◆ **Description of the task**
Give every line from the entries that contains "this".
[[ Exercise inputs, beginning ]]
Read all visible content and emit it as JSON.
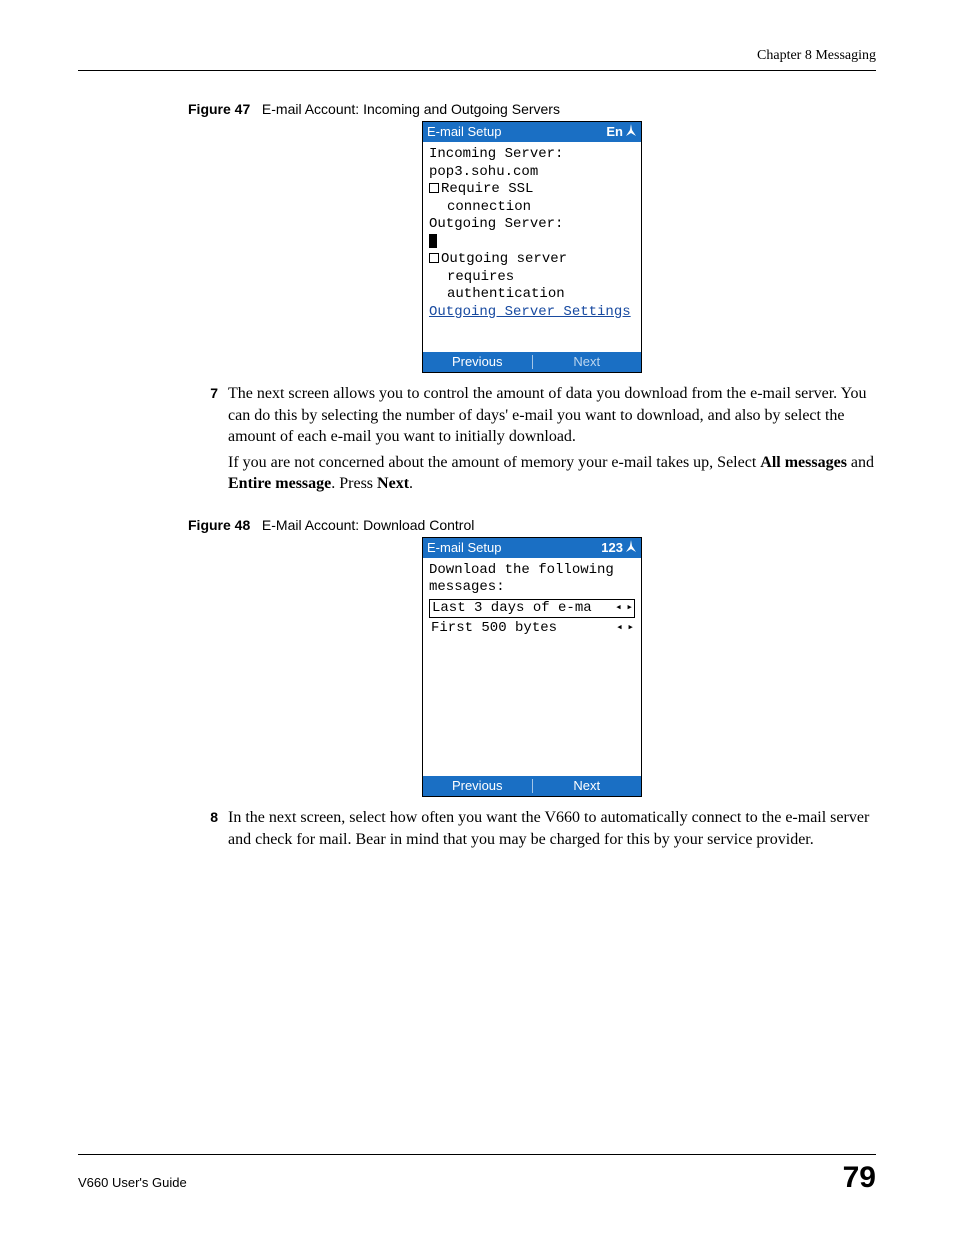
{
  "header": {
    "chapter": "Chapter 8 Messaging"
  },
  "figure47": {
    "caption_label": "Figure 47",
    "caption_text": "E-mail Account: Incoming and Outgoing Servers",
    "title": "E-mail Setup",
    "mode": "En",
    "incoming_label": "Incoming Server:",
    "incoming_value": "pop3.sohu.com",
    "require_ssl": "Require SSL",
    "connection": "connection",
    "outgoing_label": "Outgoing Server:",
    "outgoing_auth1": "Outgoing server",
    "outgoing_auth2": "requires",
    "outgoing_auth3": "authentication",
    "settings_link": "Outgoing Server Settings",
    "prev": "Previous",
    "next": "Next"
  },
  "step7": {
    "num": "7",
    "p1": "The next screen allows you to control the amount of data you download from the e-mail server. You can do this by selecting the number of days' e-mail you want to download, and also by select the amount of each e-mail you want to initially download.",
    "p2a": "If you are not concerned about the amount of memory your e-mail takes up, Select ",
    "p2b": "All messages",
    "p2c": " and ",
    "p2d": "Entire message",
    "p2e": ". Press ",
    "p2f": "Next",
    "p2g": "."
  },
  "figure48": {
    "caption_label": "Figure 48",
    "caption_text": "E-Mail Account: Download Control",
    "title": "E-mail Setup",
    "mode": "123",
    "prompt1": "Download the following",
    "prompt2": "messages:",
    "option1": "Last 3 days of e-ma",
    "option2": "First 500 bytes",
    "prev": "Previous",
    "next": "Next"
  },
  "step8": {
    "num": "8",
    "p1": "In the next screen, select how often you want the V660 to automatically connect to the e-mail server and check for mail. Bear in mind that you may be charged for this by your service provider."
  },
  "footer": {
    "guide": "V660 User's Guide",
    "page": "79"
  }
}
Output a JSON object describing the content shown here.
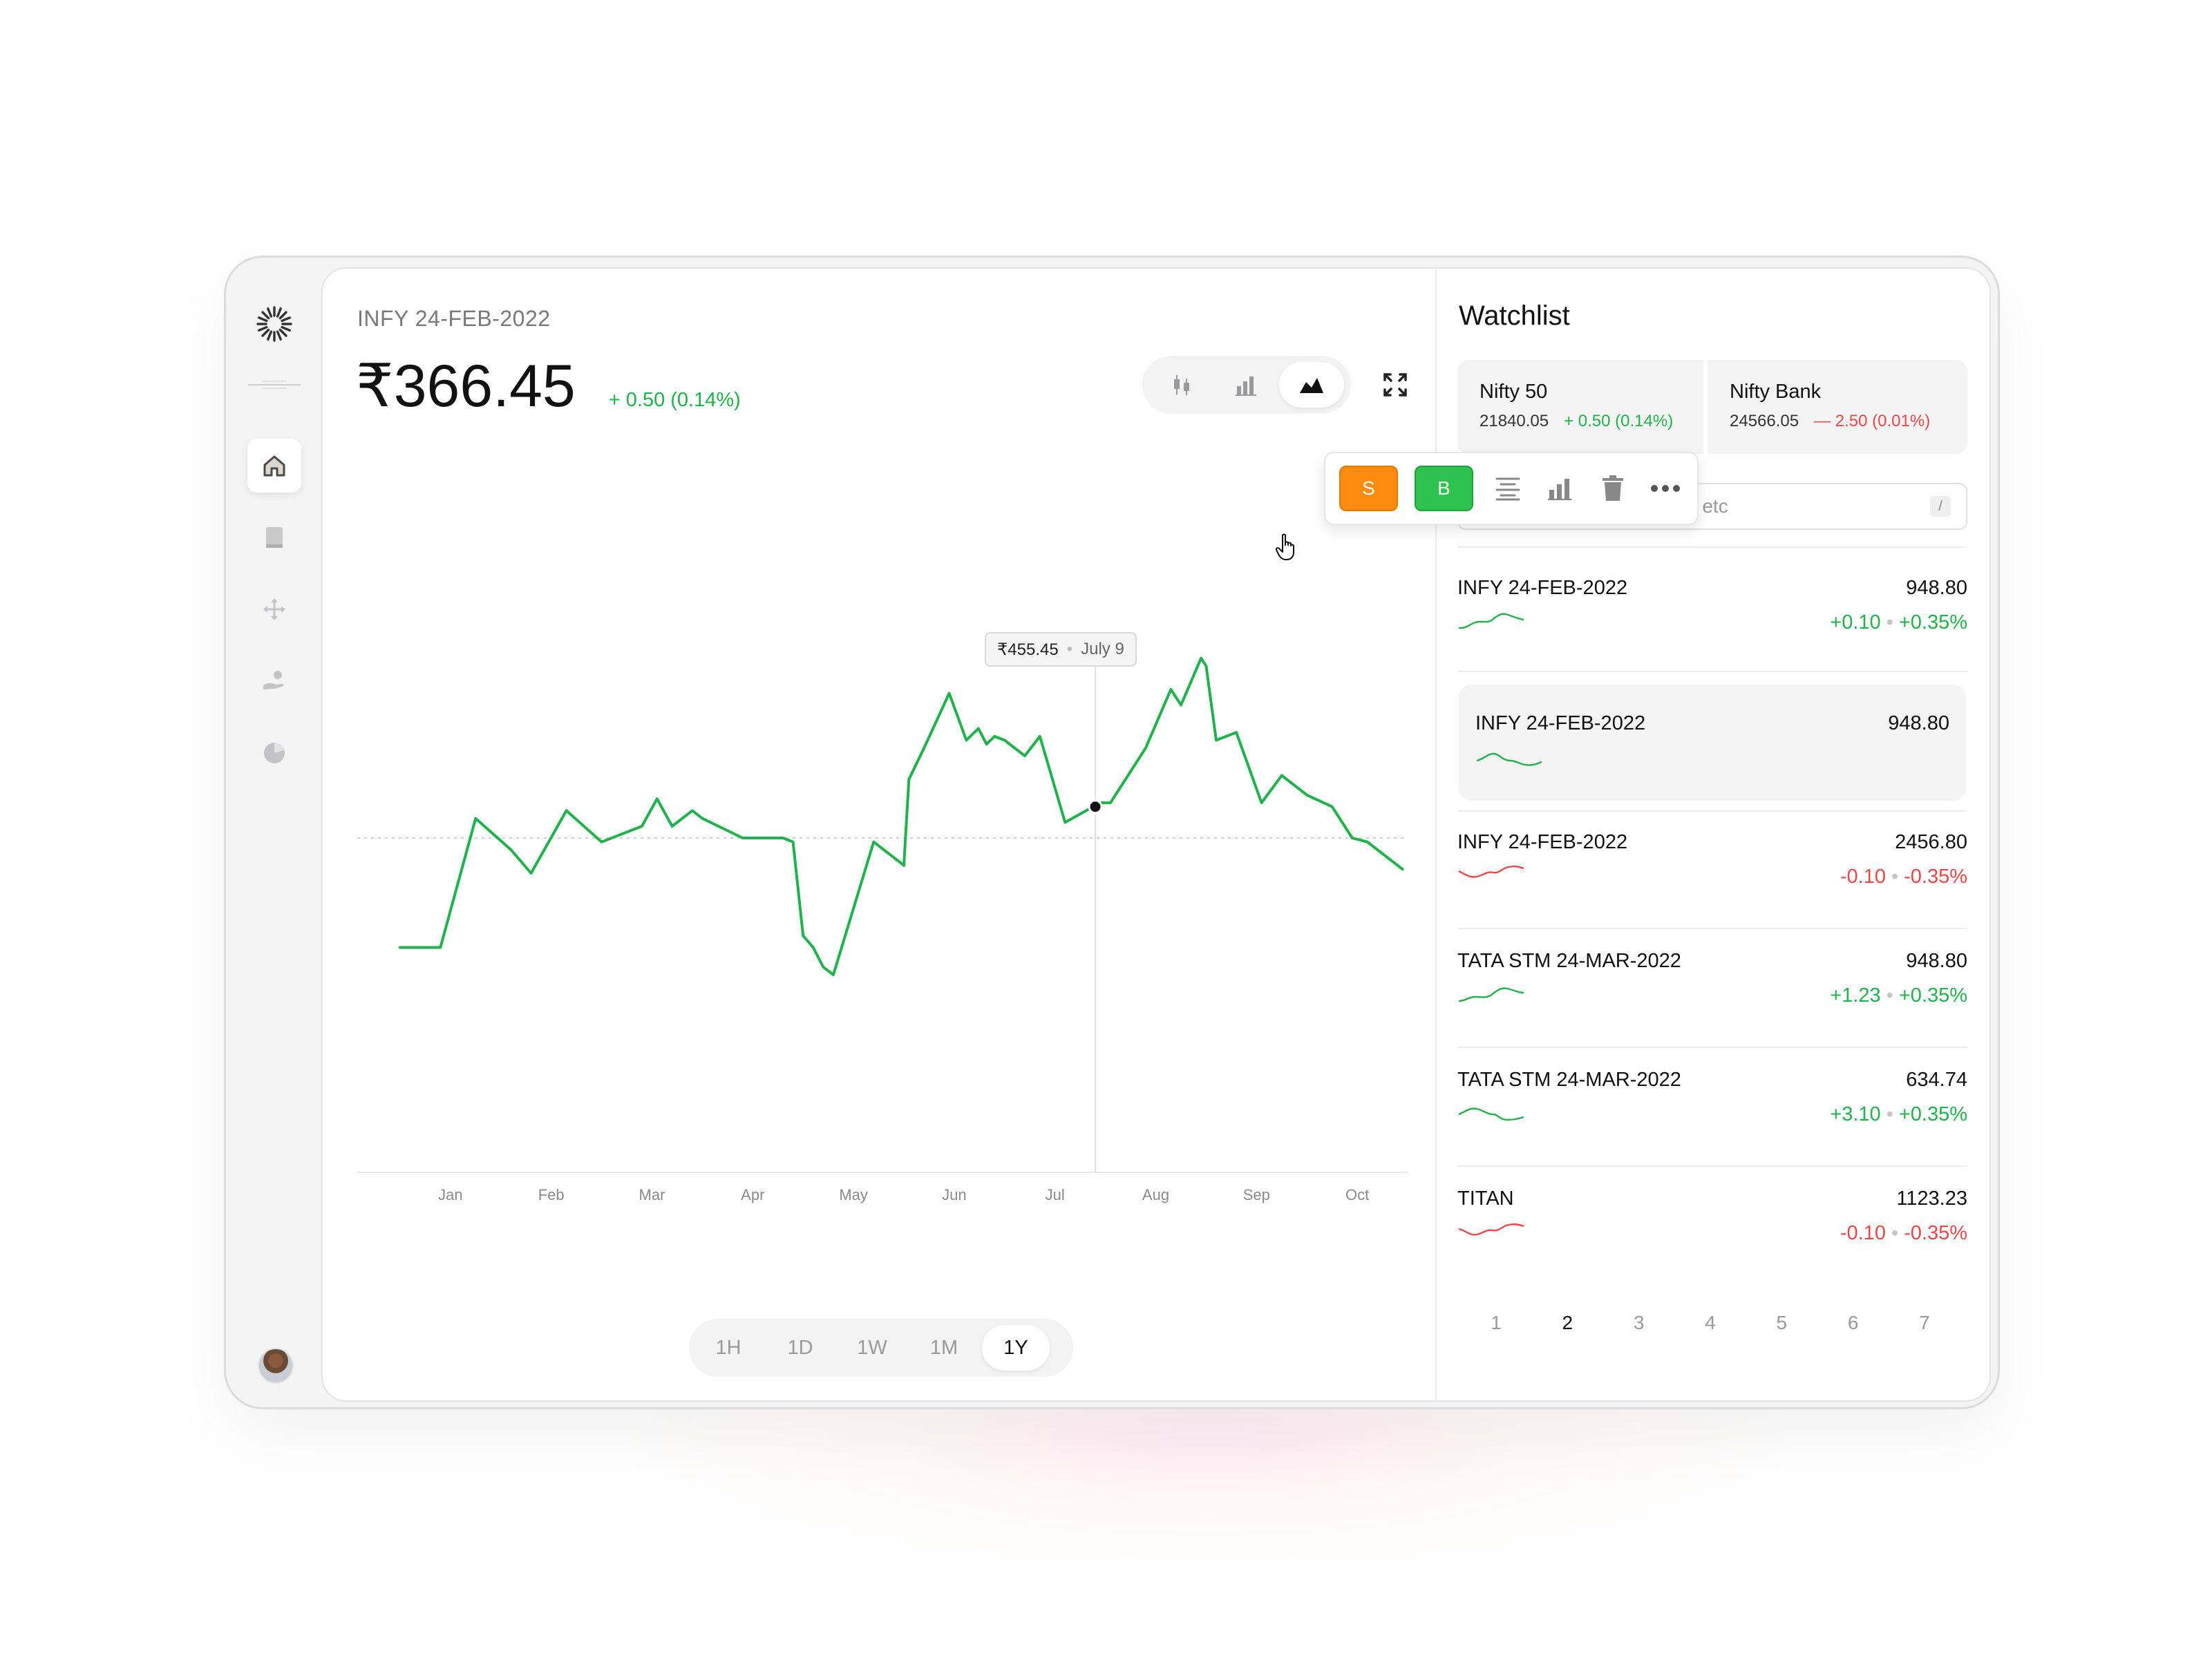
{
  "symbol": {
    "title": "INFY 24-FEB-2022",
    "price": "₹366.45",
    "change": "+ 0.50 (0.14%)"
  },
  "chart_controls": {
    "types": [
      {
        "name": "candlestick-icon",
        "active": false
      },
      {
        "name": "bar-chart-icon",
        "active": false
      },
      {
        "name": "area-chart-icon",
        "active": true
      }
    ],
    "expand_icon": "expand-icon"
  },
  "tooltip": {
    "price": "₹455.45",
    "date": "July 9"
  },
  "time_ranges": [
    {
      "label": "1H",
      "active": false
    },
    {
      "label": "1D",
      "active": false
    },
    {
      "label": "1W",
      "active": false
    },
    {
      "label": "1M",
      "active": false
    },
    {
      "label": "1Y",
      "active": true
    }
  ],
  "chart_data": {
    "type": "line",
    "x_tick_labels": [
      "Jan",
      "Feb",
      "Mar",
      "Apr",
      "May",
      "Jun",
      "Jul",
      "Aug",
      "Sep",
      "Oct"
    ],
    "series": [
      {
        "color": "#22b24c",
        "points": [
          [
            0.0,
            0.25
          ],
          [
            0.4,
            0.25
          ],
          [
            0.75,
            0.58
          ],
          [
            1.1,
            0.5
          ],
          [
            1.3,
            0.44
          ],
          [
            1.65,
            0.6
          ],
          [
            2.0,
            0.52
          ],
          [
            2.4,
            0.56
          ],
          [
            2.55,
            0.63
          ],
          [
            2.7,
            0.56
          ],
          [
            2.9,
            0.6
          ],
          [
            3.0,
            0.58
          ],
          [
            3.4,
            0.53
          ],
          [
            3.7,
            0.53
          ],
          [
            3.8,
            0.53
          ],
          [
            3.9,
            0.52
          ],
          [
            4.0,
            0.28
          ],
          [
            4.1,
            0.25
          ],
          [
            4.2,
            0.2
          ],
          [
            4.3,
            0.18
          ],
          [
            4.7,
            0.52
          ],
          [
            5.0,
            0.46
          ],
          [
            5.05,
            0.68
          ],
          [
            5.2,
            0.76
          ],
          [
            5.45,
            0.9
          ],
          [
            5.62,
            0.78
          ],
          [
            5.74,
            0.81
          ],
          [
            5.82,
            0.77
          ],
          [
            5.9,
            0.79
          ],
          [
            6.0,
            0.78
          ],
          [
            6.2,
            0.74
          ],
          [
            6.35,
            0.79
          ],
          [
            6.6,
            0.57
          ],
          [
            6.95,
            0.62
          ],
          [
            7.05,
            0.62
          ],
          [
            7.4,
            0.76
          ],
          [
            7.65,
            0.91
          ],
          [
            7.75,
            0.87
          ],
          [
            7.95,
            0.99
          ],
          [
            8.0,
            0.97
          ],
          [
            8.1,
            0.78
          ],
          [
            8.3,
            0.8
          ],
          [
            8.55,
            0.62
          ],
          [
            8.75,
            0.69
          ],
          [
            9.0,
            0.64
          ],
          [
            9.25,
            0.61
          ],
          [
            9.45,
            0.53
          ],
          [
            9.6,
            0.52
          ],
          [
            9.95,
            0.45
          ]
        ]
      }
    ],
    "highlight": {
      "x": 6.9,
      "y": 0.61
    }
  },
  "watchlist": {
    "title": "Watchlist",
    "indices": [
      {
        "name": "Nifty 50",
        "value": "21840.05",
        "change": "+ 0.50 (0.14%)",
        "direction": "up"
      },
      {
        "name": "Nifty Bank",
        "value": "24566.05",
        "change": "— 2.50 (0.01%)",
        "direction": "down"
      }
    ],
    "search_placeholder": "Search stocks, indices etc",
    "search_shortcut": "/",
    "items": [
      {
        "name": "INFY 24-FEB-2022",
        "price": "948.80",
        "change": "+0.10",
        "percent": "+0.35%",
        "direction": "up"
      },
      {
        "name": "INFY 24-FEB-2022",
        "price": "948.80",
        "change": "",
        "percent": "",
        "direction": "up"
      },
      {
        "name": "INFY 24-FEB-2022",
        "price": "2456.80",
        "change": "-0.10",
        "percent": "-0.35%",
        "direction": "down"
      },
      {
        "name": "TATA STM 24-MAR-2022",
        "price": "948.80",
        "change": "+1.23",
        "percent": "+0.35%",
        "direction": "up"
      },
      {
        "name": "TATA STM 24-MAR-2022",
        "price": "634.74",
        "change": "+3.10",
        "percent": "+0.35%",
        "direction": "up"
      },
      {
        "name": "TITAN",
        "price": "1123.23",
        "change": "-0.10",
        "percent": "-0.35%",
        "direction": "down"
      }
    ],
    "actions": {
      "sell": "S",
      "buy": "B"
    },
    "pages": [
      "1",
      "2",
      "3",
      "4",
      "5",
      "6",
      "7"
    ],
    "current_page": "2"
  },
  "colors": {
    "positive": "#22b24c",
    "negative": "#ec4848",
    "sell": "#ff8c0f",
    "buy": "#2ec24e"
  }
}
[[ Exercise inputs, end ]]
◆ **Final answer**
    "p1": "The next screen allows you to control the amount of data you download from the e-mail server. You can do this by selecting the number of days' e-mail you want to download, and also by select the amount of each e-mail you want to initially download.",
    "p1": "In the next screen, select how often you want the V660 to automatically connect to the e-mail server and check for mail. Bear in mind that you may be charged for this by your service provider."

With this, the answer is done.